A below-average run of consecutive dry days in autumn across much of Australia could be a forerunner to a return of La Nina conditions, according to the latest Australian Actuaries Climate Index.

During a La Niña event the northern rainfall onset typically occurs earlier than usual.

The index’s “consecutive dry days” category is below the 1981 to 2010 reference period in most regions in autumn, the Actuaries Institute says.

Multiple regions experienced the first below-average extreme high temperature value in many years as cooler weather was observed in southeastern parts of the country, including the Central Slopes, the South & Southern Western Flatlands and Tasmania’s Southern Slopes.

Parts of the southeast experienced extreme rainfall in March as ex-tropical cyclone Esther struck Victoria, bringing with it the largest amount of rainfall for that month since 1929 and creating the highest extreme rainfall value ever for the Murray Basin region.

The Actuaries Institute says a return to relative normality in autumn after an extreme summer is influenced by the El Niño– Southern Oscillation (ENSO) and Indian Ocean Dipole (IOD) remaining neutral.

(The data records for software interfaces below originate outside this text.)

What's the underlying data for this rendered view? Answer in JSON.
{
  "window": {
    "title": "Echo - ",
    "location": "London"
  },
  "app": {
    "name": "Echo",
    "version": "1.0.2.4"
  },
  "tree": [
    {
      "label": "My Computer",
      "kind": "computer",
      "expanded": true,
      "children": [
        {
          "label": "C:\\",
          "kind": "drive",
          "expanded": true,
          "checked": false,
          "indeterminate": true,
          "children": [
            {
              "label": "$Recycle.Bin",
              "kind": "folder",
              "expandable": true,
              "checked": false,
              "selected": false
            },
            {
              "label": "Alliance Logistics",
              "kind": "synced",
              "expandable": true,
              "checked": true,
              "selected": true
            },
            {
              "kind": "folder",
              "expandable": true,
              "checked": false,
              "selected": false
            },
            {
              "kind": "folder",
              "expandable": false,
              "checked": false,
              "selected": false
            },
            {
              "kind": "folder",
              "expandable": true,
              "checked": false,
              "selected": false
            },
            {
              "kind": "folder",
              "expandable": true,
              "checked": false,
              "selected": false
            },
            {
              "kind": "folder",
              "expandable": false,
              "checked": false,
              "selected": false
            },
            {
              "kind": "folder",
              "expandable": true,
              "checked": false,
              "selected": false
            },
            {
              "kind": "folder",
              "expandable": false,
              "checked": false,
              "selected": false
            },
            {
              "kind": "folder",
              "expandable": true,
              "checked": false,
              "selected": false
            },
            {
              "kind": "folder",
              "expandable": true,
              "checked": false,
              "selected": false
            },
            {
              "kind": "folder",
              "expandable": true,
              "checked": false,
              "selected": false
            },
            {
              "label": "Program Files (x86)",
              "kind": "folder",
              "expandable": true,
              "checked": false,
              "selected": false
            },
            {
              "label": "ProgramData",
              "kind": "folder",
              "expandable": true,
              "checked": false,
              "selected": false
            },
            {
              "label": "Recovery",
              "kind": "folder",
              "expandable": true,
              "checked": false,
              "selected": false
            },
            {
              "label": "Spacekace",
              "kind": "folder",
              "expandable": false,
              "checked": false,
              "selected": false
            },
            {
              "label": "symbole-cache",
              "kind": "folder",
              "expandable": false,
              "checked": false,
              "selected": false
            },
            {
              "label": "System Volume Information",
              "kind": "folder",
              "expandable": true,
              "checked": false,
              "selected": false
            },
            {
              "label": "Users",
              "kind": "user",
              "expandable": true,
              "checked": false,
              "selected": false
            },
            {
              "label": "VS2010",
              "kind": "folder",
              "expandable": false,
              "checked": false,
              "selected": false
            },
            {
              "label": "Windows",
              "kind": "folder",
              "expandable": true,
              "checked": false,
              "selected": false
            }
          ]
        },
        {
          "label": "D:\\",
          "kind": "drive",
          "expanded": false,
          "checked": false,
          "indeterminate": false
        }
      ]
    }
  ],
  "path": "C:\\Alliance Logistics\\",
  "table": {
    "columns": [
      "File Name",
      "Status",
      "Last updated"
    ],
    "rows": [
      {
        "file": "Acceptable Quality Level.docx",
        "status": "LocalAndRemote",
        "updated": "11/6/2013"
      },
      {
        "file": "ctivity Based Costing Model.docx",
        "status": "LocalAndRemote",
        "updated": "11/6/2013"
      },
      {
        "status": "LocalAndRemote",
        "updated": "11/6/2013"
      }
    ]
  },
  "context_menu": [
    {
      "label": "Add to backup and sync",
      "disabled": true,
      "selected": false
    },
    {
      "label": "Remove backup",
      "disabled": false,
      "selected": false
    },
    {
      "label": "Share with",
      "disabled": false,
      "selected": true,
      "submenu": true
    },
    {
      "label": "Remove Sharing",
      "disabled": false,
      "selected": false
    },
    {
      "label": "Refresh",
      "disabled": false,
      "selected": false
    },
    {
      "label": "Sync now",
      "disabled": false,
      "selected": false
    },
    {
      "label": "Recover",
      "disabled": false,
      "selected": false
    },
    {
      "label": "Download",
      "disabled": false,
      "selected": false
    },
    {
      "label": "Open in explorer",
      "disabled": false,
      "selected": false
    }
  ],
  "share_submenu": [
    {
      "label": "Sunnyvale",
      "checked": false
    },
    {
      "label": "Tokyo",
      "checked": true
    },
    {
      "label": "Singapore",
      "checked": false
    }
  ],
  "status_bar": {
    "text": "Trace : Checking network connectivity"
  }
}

The Bureau of Meteorology’s latest update says the chance of the first rains from September 1 for northern Australia arriving early in 2020-21 is higher than average over much of inland northern Australia, with the highest likelihood across central and some coastal parts of Queensland and the southern Northern Territory.

“Warmer than average Indian Ocean temperatures and an increased likelihood of La Niña in 2020 are influencing this outlook,” the bureau says. “This is due to increased moisture in the atmosphere which can enhance rainfall over the north of the country when weather patterns are favourable to rain.”

The ENSO Outlook is at La Niña watch status, indicating that there is a 50% chance a La Niña could develop in the coming months – twice the normal likelihood.

This would result in above-average winter and spring rainfall in Australia, particularly in the eastern and northern parts of the country, which may continue into summer, the Actuaries Institute says.